Records provided
"""
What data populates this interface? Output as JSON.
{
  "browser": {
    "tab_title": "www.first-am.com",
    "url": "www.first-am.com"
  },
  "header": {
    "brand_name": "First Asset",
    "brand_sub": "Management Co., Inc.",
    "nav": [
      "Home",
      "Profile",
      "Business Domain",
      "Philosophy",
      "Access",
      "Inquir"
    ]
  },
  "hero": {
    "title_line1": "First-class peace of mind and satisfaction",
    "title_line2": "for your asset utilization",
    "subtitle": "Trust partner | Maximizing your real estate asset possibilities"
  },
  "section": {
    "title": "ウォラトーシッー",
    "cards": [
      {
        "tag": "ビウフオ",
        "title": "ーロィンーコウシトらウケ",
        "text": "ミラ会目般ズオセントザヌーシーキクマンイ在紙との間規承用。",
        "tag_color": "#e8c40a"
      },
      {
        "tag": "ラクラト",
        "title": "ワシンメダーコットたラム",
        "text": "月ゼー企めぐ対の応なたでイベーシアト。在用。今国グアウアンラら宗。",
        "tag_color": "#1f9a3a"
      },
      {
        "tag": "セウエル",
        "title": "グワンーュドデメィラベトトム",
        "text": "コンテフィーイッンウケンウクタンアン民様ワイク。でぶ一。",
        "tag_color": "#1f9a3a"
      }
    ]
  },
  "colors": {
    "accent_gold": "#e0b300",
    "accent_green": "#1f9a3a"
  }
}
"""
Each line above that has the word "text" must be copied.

Worked solution
        "text": "ミラ会目般ズオセントザヌーシーキクマンイ在紙との間規承用。",
        "text": "月ゼー企めぐ対の応なたでイベーシアト。在用。今国グアウアンラら宗。",
        "text": "コンテフィーイッンウケンウクタンアン民様ワイク。でぶ一。",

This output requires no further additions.